  • Small sample size.
  • The length of the follow-up time was fairly short.
  • The nonparticipation rate was high.
  • The attrition rate of this longitudinal study is quite high.
Healthy male adults (aged 22 ± 1 year) (n = 16)Subjects were randomly assigned to receive either a high-fat, low-carbohydrate diet or a standard diet for 5 days and then crossed over to the alternate diet after a 2-week washout period. During the diets, cognitive function was measured.High-fat, low-carbohydrate diet for 5 daysImpaired attention, speed, and mood.Small sample size.[57]
Sedentary men with fewer than 2 h/week physical activity (n = 20)The participants were assessed when consuming a standardized, nutritionally balanced diet (control) and after 7 days of consuming a diet comprising 74% kcal from fat.HFDIncreased simple reaction times and decreased power of attention.Small sample size.[58]
Elderly (n = 6183)Serial cognitive testing was conducted over 4 years, began 5 years post-dietary assessment using 131-item semiquantitative FFQ.High SFA↓ Global cognitive and verbal memory trajectories.
  • Repeated diet assessments were not available.
  • Reverse causation is possible.
  • The participants were primarily Caucasian women.
Elderly (median age, 79.5 years) (n = 937)Participants were followed over a median of 3.7 years of follow-up. At baseline and every 15 months, participants were evaluated using the Clinical Dementia Rating Scale, a neurological evaluation, and neuropsychological testing for a diagnosis of dementia, normal cognition, or mild cognitive impairment. The participants were given a 128-item FFQ at baseline.HFD↓ The risk of mild cognitive impairment or dementia.
  • Recall bias in reporting of dietary nutrients.
  • The participants were primarily northern European ancestry.
  • Non-participation bias.
  • FFQ may not have enough precision to measure nutrient intake.

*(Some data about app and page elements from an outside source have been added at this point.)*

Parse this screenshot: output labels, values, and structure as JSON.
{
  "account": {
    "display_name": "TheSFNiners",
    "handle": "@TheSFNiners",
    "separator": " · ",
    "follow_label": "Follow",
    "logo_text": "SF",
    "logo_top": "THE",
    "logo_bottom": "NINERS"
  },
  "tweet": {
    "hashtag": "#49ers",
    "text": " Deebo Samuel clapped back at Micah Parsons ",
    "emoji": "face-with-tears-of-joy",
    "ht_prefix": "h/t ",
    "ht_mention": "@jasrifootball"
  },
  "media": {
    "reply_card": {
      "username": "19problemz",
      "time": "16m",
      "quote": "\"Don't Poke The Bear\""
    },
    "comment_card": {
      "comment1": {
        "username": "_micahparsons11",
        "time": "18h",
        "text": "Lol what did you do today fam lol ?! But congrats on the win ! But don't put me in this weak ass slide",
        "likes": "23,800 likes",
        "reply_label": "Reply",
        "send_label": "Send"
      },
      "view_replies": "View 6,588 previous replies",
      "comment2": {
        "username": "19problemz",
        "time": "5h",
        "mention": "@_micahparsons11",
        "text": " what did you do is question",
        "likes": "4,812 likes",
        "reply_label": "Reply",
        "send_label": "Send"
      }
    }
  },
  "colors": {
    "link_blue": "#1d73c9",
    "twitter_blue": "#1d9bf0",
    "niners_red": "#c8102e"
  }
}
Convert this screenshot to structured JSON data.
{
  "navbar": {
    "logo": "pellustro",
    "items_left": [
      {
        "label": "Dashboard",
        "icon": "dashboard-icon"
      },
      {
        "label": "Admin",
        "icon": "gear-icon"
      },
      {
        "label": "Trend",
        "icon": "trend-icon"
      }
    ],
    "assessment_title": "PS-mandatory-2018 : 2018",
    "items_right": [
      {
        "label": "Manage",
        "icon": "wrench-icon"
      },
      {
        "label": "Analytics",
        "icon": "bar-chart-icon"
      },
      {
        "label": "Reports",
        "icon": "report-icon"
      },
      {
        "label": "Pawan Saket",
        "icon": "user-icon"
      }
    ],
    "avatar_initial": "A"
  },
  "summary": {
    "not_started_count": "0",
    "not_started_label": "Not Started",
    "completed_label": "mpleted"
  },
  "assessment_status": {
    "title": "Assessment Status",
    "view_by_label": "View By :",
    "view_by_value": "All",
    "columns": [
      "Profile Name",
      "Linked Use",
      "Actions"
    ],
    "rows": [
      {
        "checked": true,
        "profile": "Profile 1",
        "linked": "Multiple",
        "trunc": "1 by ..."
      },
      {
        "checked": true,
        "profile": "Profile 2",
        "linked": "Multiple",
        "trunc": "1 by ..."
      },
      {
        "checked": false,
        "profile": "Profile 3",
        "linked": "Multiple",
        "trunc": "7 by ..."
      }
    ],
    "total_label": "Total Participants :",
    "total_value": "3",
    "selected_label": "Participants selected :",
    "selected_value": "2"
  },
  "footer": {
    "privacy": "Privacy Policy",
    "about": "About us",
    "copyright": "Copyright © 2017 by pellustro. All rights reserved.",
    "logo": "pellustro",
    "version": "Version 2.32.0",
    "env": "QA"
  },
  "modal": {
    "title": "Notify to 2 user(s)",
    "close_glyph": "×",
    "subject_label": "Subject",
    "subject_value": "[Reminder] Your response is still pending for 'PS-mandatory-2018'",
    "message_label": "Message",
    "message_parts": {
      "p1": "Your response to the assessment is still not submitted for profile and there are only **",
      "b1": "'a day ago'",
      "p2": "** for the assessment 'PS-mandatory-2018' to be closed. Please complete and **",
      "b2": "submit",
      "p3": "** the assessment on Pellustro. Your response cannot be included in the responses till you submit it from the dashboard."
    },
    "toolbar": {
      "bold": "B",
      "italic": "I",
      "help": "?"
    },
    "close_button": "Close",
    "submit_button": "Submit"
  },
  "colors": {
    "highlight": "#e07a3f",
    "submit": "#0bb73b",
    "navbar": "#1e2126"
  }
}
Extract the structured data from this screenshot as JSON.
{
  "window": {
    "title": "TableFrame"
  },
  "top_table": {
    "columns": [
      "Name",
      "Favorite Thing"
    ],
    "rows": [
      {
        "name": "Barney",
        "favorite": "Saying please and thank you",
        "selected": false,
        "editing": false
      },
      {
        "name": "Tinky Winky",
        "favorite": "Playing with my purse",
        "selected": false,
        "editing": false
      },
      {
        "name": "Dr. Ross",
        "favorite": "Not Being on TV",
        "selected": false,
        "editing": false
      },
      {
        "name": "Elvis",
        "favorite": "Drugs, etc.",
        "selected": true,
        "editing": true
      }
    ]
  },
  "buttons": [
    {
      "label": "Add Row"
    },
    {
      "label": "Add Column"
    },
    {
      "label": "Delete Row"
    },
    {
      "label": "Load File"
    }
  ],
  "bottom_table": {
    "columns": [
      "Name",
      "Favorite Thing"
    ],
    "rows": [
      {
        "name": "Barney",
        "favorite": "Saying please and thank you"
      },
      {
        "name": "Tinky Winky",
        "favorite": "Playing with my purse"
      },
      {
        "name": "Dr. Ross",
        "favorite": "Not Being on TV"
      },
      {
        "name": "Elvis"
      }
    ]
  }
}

Share and Cite

MDPI and ACS Style

Tan, B.L.; Norhaizan, M.E. Effect of High-Fat Diets on Oxidative Stress, Cellular Inflammatory Response and Cognitive Function. Nutrients 2019, 11, 2579.

AMA Style

Tan BL, Norhaizan ME. Effect of High-Fat Diets on Oxidative Stress, Cellular Inflammatory Response and Cognitive Function. Nutrients. 2019; 11(11):2579.

Chicago/Turabian Style

Tan, Bee Ling, and Mohd Esa Norhaizan. 2019. "Effect of High-Fat Diets on Oxidative Stress, Cellular Inflammatory Response and Cognitive Function" Nutrients 11, no. 11: 2579.

Note that from the first issue of 2016, this journal uses article numbers instead of page numbers. See further details here.

Article Metrics

Back to TopTop